* [WORK TO BE COMPLETED]: Go through the records and write each one out again exactly.
● ● ● ● ● ● ●
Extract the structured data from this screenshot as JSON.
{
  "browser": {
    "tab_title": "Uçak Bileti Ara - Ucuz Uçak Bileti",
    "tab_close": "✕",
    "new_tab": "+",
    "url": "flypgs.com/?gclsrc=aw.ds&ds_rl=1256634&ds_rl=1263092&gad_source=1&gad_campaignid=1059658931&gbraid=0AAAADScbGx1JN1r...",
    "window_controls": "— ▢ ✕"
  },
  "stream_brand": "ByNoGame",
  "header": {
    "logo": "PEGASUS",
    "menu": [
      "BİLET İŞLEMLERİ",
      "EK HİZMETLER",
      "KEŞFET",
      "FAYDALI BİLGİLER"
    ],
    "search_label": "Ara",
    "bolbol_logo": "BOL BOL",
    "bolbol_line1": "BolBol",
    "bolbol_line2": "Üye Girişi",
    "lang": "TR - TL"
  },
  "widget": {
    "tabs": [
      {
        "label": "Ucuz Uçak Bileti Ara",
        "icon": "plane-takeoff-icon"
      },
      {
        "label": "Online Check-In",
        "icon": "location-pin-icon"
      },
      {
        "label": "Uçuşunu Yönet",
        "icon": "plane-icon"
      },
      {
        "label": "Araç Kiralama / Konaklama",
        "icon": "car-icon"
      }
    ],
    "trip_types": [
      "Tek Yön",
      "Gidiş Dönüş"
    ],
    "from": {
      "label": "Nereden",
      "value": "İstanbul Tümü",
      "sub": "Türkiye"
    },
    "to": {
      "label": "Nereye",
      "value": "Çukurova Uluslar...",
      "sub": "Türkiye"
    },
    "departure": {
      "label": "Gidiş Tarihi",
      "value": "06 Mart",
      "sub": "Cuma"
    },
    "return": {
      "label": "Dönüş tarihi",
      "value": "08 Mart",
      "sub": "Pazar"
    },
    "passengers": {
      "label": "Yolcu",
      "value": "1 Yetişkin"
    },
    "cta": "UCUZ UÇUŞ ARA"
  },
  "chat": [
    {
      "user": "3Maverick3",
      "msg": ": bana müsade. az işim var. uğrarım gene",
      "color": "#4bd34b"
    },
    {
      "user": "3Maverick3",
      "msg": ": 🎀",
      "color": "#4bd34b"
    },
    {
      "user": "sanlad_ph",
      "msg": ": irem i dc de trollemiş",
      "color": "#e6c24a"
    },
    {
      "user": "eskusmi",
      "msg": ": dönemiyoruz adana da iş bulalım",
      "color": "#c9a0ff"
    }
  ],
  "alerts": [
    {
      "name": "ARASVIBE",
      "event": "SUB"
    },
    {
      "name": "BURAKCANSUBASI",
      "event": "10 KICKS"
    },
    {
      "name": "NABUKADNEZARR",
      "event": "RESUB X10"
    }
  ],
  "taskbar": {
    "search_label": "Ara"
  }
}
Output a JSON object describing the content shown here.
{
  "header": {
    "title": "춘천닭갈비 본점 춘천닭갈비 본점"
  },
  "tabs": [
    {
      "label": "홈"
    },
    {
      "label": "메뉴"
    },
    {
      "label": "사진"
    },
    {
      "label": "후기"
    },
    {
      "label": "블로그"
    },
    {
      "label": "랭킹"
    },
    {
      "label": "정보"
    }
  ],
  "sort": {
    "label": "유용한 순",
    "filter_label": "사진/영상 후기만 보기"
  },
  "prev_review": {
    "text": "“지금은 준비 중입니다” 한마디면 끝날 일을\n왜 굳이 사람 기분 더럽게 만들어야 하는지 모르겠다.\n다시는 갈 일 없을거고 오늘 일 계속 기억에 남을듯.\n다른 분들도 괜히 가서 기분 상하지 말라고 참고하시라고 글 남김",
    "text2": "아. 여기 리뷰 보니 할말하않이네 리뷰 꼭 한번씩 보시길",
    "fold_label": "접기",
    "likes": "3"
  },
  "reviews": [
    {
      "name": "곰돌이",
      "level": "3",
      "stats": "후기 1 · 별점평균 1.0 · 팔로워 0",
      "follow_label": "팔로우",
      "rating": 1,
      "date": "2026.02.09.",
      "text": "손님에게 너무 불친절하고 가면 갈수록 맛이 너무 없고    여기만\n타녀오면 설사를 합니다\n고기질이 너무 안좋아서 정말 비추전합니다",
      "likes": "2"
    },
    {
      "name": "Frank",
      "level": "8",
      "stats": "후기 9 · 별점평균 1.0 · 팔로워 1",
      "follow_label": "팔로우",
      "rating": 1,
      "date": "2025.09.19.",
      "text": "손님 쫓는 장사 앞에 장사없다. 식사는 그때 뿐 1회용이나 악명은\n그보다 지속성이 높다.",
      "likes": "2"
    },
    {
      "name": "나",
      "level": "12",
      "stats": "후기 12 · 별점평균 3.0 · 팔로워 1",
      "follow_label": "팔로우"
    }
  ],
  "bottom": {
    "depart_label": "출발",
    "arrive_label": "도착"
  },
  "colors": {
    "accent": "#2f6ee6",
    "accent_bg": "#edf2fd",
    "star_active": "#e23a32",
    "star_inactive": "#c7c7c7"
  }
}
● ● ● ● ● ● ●
* [EXERCISE OUTPUT]:
Extract the structured data from this screenshot as JSON.
{
  "browser": {
    "tab_title": "Uçak Bileti Ara - Ucuz Uçak Bileti",
    "tab_close": "✕",
    "new_tab": "+",
    "url": "flypgs.com/?gclsrc=aw.ds&ds_rl=1256634&ds_rl=1263092&gad_source=1&gad_campaignid=1059658931&gbraid=0AAAADScbGx1JN1r...",
    "window_controls": "— ▢ ✕"
  },
  "stream_brand": "ByNoGame",
  "header": {
    "logo": "PEGASUS",
    "menu": [
      "BİLET İŞLEMLERİ",
      "EK HİZMETLER",
      "KEŞFET",
      "FAYDALI BİLGİLER"
    ],
    "search_label": "Ara",
    "bolbol_logo": "BOL BOL",
    "bolbol_line1": "BolBol",
    "bolbol_line2": "Üye Girişi",
    "lang": "TR - TL"
  },
  "widget": {
    "tabs": [
      {
        "label": "Ucuz Uçak Bileti Ara",
        "icon": "plane-takeoff-icon"
      },
      {
        "label": "Online Check-In",
        "icon": "location-pin-icon"
      },
      {
        "label": "Uçuşunu Yönet",
        "icon": "plane-icon"
      },
      {
        "label": "Araç Kiralama / Konaklama",
        "icon": "car-icon"
      }
    ],
    "trip_types": [
      "Tek Yön",
      "Gidiş Dönüş"
    ],
    "from": {
      "label": "Nereden",
      "value": "İstanbul Tümü",
      "sub": "Türkiye"
    },
    "to": {
      "label": "Nereye",
      "value": "Çukurova Uluslar...",
      "sub": "Türkiye"
    },
    "departure": {
      "label": "Gidiş Tarihi",
      "value": "06 Mart",
      "sub": "Cuma"
    },
    "return": {
      "label": "Dönüş tarihi",
      "value": "08 Mart",
      "sub": "Pazar"
    },
    "passengers": {
      "label": "Yolcu",
      "value": "1 Yetişkin"
    },
    "cta": "UCUZ UÇUŞ ARA"
  },
  "chat": [
    {
      "user": "3Maverick3",
      "msg": ": bana müsade. az işim var. uğrarım gene",
      "color": "#4bd34b"
    },
    {
      "user": "3Maverick3",
      "msg": ": 🎀",
      "color": "#4bd34b"
    },
    {
      "user": "sanlad_ph",
      "msg": ": irem i dc de trollemiş",
      "color": "#e6c24a"
    },
    {
      "user": "eskusmi",
      "msg": ": dönemiyoruz adana da iş bulalım",
      "color": "#c9a0ff"
    }
  ],
  "alerts": [
    {
      "name": "ARASVIBE",
      "event": "SUB"
    },
    {
      "name": "BURAKCANSUBASI",
      "event": "10 KICKS"
    },
    {
      "name": "NABUKADNEZARR",
      "event": "RESUB X10"
    }
  ],
  "taskbar": {
    "search_label": "Ara"
  }
}
Output a JSON object describing the content shown here.
{
  "header": {
    "title": "춘천닭갈비 본점 춘천닭갈비 본점"
  },
  "tabs": [
    {
      "label": "홈"
    },
    {
      "label": "메뉴"
    },
    {
      "label": "사진"
    },
    {
      "label": "후기"
    },
    {
      "label": "블로그"
    },
    {
      "label": "랭킹"
    },
    {
      "label": "정보"
    }
  ],
  "sort": {
    "label": "유용한 순",
    "filter_label": "사진/영상 후기만 보기"
  },
  "prev_review": {
    "text": "“지금은 준비 중입니다” 한마디면 끝날 일을\n왜 굳이 사람 기분 더럽게 만들어야 하는지 모르겠다.\n다시는 갈 일 없을거고 오늘 일 계속 기억에 남을듯.\n다른 분들도 괜히 가서 기분 상하지 말라고 참고하시라고 글 남김",
    "text2": "아. 여기 리뷰 보니 할말하않이네 리뷰 꼭 한번씩 보시길",
    "fold_label": "접기",
    "likes": "3"
  },
  "reviews": [
    {
      "name": "곰돌이",
      "level": "3",
      "stats": "후기 1 · 별점평균 1.0 · 팔로워 0",
      "follow_label": "팔로우",
      "rating": 1,
      "date": "2026.02.09.",
      "text": "손님에게 너무 불친절하고 가면 갈수록 맛이 너무 없고    여기만\n타녀오면 설사를 합니다\n고기질이 너무 안좋아서 정말 비추전합니다",
      "likes": "2"
    },
    {
      "name": "Frank",
      "level": "8",
      "stats": "후기 9 · 별점평균 1.0 · 팔로워 1",
      "follow_label": "팔로우",
      "rating": 1,
      "date": "2025.09.19.",
      "text": "손님 쫓는 장사 앞에 장사없다. 식사는 그때 뿐 1회용이나 악명은\n그보다 지속성이 높다.",
      "likes": "2"
    },
    {
      "name": "나",
      "level": "12",
      "stats": "후기 12 · 별점평균 3.0 · 팔로워 1",
      "follow_label": "팔로우"
    }
  ],
  "bottom": {
    "depart_label": "출발",
    "arrive_label": "도착"
  },
  "colors": {
    "accent": "#2f6ee6",
    "accent_bg": "#edf2fd",
    "star_active": "#e23a32",
    "star_inactive": "#c7c7c7"
  }
}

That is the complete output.